◆ What the task asks
Review the material and extract every line in which the word "extfin" occurs.
┄┄┄┄┄┄┄┄┄┄┄┄┄┄┄┄┄┄┄┄
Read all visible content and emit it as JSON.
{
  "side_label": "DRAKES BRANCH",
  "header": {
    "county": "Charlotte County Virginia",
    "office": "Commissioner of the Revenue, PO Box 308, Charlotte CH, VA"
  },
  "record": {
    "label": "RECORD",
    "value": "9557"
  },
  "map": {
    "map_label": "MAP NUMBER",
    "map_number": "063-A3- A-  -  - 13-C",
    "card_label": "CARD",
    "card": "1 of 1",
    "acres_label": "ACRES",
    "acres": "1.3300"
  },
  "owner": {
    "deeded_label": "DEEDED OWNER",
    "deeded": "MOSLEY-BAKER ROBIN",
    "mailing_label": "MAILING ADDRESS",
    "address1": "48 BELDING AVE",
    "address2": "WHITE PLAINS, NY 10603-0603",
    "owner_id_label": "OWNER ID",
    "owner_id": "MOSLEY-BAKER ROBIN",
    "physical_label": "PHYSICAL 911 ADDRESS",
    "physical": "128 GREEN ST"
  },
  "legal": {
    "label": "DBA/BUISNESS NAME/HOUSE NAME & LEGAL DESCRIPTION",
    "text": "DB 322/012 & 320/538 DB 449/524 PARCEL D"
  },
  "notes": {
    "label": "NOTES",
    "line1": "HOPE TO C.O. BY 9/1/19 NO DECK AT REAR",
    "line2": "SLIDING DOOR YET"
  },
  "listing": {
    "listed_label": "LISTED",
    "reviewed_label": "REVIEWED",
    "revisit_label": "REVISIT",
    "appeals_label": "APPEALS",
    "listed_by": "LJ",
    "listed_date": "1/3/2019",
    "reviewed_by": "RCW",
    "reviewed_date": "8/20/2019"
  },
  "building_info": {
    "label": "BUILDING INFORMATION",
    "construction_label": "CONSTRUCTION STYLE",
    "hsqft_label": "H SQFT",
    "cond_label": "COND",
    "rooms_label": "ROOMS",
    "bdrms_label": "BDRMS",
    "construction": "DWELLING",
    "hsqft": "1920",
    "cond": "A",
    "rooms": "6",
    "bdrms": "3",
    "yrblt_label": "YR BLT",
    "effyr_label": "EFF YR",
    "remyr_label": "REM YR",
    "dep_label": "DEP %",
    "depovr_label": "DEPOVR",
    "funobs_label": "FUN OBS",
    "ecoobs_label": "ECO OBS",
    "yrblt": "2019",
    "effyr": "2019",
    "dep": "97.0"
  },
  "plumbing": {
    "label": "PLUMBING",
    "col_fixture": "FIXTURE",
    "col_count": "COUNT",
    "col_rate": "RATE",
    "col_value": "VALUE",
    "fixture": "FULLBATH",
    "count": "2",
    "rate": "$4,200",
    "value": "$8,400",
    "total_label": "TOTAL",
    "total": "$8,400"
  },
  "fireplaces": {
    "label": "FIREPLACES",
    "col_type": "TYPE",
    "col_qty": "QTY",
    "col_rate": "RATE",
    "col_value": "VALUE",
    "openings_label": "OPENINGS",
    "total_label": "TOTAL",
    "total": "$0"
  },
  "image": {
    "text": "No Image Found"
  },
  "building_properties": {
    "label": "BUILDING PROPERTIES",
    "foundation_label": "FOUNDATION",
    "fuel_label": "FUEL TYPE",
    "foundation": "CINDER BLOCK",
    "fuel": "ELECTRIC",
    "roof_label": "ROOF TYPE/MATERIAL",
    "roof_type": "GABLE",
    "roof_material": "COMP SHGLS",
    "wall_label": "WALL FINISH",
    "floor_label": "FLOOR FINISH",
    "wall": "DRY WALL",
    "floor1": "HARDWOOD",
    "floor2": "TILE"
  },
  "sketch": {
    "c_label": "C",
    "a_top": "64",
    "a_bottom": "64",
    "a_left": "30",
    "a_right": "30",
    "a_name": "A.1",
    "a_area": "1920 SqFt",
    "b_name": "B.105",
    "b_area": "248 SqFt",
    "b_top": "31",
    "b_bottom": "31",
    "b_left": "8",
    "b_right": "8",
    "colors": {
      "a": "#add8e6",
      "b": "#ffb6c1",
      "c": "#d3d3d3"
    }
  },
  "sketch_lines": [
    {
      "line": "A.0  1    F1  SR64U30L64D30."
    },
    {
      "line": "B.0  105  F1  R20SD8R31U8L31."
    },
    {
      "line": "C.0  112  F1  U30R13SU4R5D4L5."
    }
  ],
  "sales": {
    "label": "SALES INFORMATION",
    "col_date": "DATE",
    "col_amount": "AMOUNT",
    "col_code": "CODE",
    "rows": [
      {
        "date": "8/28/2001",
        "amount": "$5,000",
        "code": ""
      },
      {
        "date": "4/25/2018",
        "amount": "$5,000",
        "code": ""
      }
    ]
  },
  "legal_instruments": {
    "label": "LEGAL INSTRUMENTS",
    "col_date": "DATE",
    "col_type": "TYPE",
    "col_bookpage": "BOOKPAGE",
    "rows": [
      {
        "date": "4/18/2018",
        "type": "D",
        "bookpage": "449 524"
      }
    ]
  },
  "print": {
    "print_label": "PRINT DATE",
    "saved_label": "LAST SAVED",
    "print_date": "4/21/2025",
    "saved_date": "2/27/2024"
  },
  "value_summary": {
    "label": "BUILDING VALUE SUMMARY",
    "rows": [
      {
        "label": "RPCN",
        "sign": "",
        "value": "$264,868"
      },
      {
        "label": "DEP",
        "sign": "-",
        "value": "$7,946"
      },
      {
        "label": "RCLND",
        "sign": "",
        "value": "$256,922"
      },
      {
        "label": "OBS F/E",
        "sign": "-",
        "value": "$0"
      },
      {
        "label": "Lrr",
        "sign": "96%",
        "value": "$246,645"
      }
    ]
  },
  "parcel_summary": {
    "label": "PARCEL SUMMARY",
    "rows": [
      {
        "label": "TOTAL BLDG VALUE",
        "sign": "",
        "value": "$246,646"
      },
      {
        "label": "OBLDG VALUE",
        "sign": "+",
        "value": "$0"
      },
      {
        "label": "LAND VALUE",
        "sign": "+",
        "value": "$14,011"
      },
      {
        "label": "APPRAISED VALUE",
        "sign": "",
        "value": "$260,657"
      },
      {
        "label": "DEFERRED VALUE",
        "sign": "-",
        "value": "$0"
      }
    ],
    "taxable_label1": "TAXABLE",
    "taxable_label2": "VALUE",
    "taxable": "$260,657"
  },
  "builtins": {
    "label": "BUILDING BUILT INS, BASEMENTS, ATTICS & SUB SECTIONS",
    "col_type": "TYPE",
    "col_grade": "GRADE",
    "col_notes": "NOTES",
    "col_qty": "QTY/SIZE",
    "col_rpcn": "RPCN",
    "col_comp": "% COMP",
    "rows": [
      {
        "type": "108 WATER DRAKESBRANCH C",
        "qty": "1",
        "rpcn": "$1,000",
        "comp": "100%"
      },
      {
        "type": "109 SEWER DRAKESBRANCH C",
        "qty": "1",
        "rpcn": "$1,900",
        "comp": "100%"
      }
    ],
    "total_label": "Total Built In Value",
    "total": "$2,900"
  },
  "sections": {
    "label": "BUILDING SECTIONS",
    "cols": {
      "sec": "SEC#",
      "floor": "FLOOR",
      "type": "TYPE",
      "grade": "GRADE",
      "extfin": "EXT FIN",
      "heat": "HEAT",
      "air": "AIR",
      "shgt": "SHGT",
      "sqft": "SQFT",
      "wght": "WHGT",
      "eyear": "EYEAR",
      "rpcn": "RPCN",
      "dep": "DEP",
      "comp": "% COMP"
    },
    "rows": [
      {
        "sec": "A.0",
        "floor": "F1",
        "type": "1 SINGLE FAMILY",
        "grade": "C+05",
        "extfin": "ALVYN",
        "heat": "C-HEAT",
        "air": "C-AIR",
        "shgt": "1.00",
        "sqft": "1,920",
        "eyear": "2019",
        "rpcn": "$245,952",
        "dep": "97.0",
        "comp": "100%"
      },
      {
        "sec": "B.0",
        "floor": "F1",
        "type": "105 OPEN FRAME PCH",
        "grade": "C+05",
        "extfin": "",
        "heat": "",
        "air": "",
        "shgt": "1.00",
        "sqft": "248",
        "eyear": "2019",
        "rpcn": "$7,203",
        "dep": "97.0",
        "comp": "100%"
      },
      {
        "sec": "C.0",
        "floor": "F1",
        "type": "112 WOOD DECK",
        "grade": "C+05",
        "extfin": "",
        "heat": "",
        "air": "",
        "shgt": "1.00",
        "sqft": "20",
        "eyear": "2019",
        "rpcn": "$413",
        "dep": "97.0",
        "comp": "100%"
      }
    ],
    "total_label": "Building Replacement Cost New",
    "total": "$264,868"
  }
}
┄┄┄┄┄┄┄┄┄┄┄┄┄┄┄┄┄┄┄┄
◆ Answer below
      "extfin": "EXT FIN",
        "extfin": "ALVYN",
        "extfin": "",
        "extfin": "",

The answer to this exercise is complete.